“What if she said no?” I asked another young friend.
“They’ve already talked about getting married. I mean, she knows this is coming,” was the answer.
Wait a minute. Proposing means someone is proposing an idea. Like, “Hey Boss, I have a whip-smart business idea I’d like to propose at the next sales meeting.” See how I used that? And then at the sales meeting the boss can either embrace your strategy, or tell you he’ll think about it, or tell you to go talk to John, because John is the sales manager and he wants to make sure John agrees. Or, he can say no. But that’s not the case with these engagements. These couples have already decided to get married; it’s just a matter of the girl waiting patiently for the big reveal. In short, these men aren’t putting anything on the line in these “proposals.” They already have this deal in the bag, sealed four weeks earlier when they had the marriage talk with their girlfriend. Thus, the proposal becomes a formality, a very well-planned formality.

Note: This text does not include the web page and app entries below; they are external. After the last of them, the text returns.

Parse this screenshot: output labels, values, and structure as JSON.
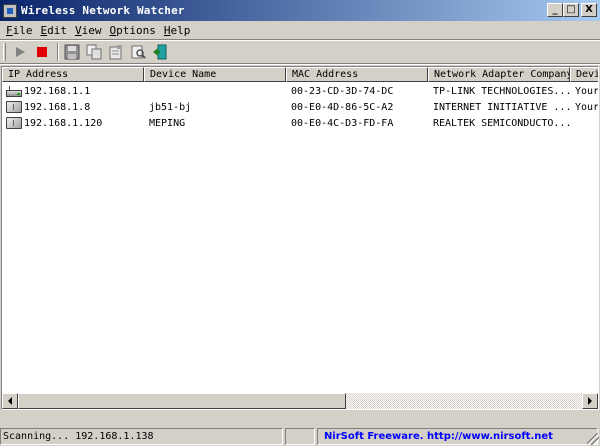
{
  "window": {
    "title": "Wireless Network Watcher",
    "minimize": "_",
    "maximize": "□",
    "close": "X"
  },
  "menu": [
    {
      "label": "File",
      "key": "F",
      "rest": "ile"
    },
    {
      "label": "Edit",
      "key": "E",
      "rest": "dit"
    },
    {
      "label": "View",
      "key": "V",
      "rest": "iew"
    },
    {
      "label": "Options",
      "key": "O",
      "rest": "ptions"
    },
    {
      "label": "Help",
      "key": "H",
      "rest": "elp"
    }
  ],
  "toolbar": {
    "icons": [
      "play-icon",
      "stop-icon",
      "save-icon",
      "copy-icon",
      "properties-icon",
      "find-icon",
      "exit-icon"
    ]
  },
  "columns": [
    "IP Address",
    "Device Name",
    "MAC Address",
    "Network Adapter Company",
    "Devi"
  ],
  "rows": [
    {
      "icon": "router-icon",
      "ip": "192.168.1.1",
      "device": "",
      "mac": "00-23-CD-3D-74-DC",
      "company": "TP-LINK TECHNOLOGIES...",
      "info": "Your"
    },
    {
      "icon": "computer-icon",
      "ip": "192.168.1.8",
      "device": "jb51-bj",
      "mac": "00-E0-4D-86-5C-A2",
      "company": "INTERNET INITIATIVE ...",
      "info": "Your"
    },
    {
      "icon": "computer-icon",
      "ip": "192.168.1.120",
      "device": "MEPING",
      "mac": "00-E0-4C-D3-FD-FA",
      "company": "REALTEK SEMICONDUCTO...",
      "info": ""
    }
  ],
  "status": {
    "scanning": "Scanning... 192.168.1.138",
    "empty": "",
    "freeware": "NirSoft Freeware.  http://www.nirsoft.net"
  },
  "colors": {
    "title_start": "#0a246a",
    "title_end": "#a6caf0",
    "link": "#0000ff",
    "play": "#808080",
    "stop": "#e00000"
  }
}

I continued to pick the receptionist’s brain through lunch. “So all the girlfriends are involved early on, huh?”
“Oh yeah, and now, when I hear about someone who proposes and it’s just them and nobody else there, I feel sorry for them. Like, aw, nobody else was there.” I almost spit out my fish taco.
Who the heck is the marketing genius who started this? Is she (bet you a dollar it’s a she) rolling in her bed of money right now, woo ha-ha-ing at all the young couples who are spending more on the engagements than most do on weddings? Half of me wants to ask if she’ll mentor me, and half of me wants to ask if she’s sold her soul.
When my engineer and I decided to get married, we literally just decided to get married. “When should we get married?” “Maybe next fall?” “Does this mean we’re ‘engaged’?” “Yeah, I guess so!” “Yay! We’re engaged!” And then we hugged. A week before the wedding we bought some gold bands. And three months after we celebrated our first wedding anniversary, he gave me an engagement ring and thanked me for marrying him. No parade. No party. Just the two of us and the cat on our futon.
That said, I still like a good engagement story. If my engineer would’ve asked me to marry him by having the Cirque du Soleil cast show up and contort their bodies to spell out “Will you marry me?” I’d have ordered them to contort to a striking “Yes!” in a heartbeat. And had Facebook existed back then, you better believe I’d be posting non-stop pictures of us and the contortionist crew and staying up half the night checking for likes.
Either way, I think there is something utterly romantic about a man truly proposing. Whether it’s planning the complicated 007-type scheme that involves half the state of Texas, or having no ring at all (like my precious engineer) and simply telling a girl he wants to spend the rest of his life with her. I just want these events to take place in a way that the man has to put himself out there. Not in a “I know you agreed to this last December, but will you marry me? Ha! Of course you will. Cue the parachute!” way, but a “I’ve been thinking about this for months. Will you marry me? Yes? Yes! Whew! Cue the parachute!”
Now, while you all thank your lucky stars that Lincee will be back for the next post, I’m going to climb off my soapbox and heat up a plate of green beans.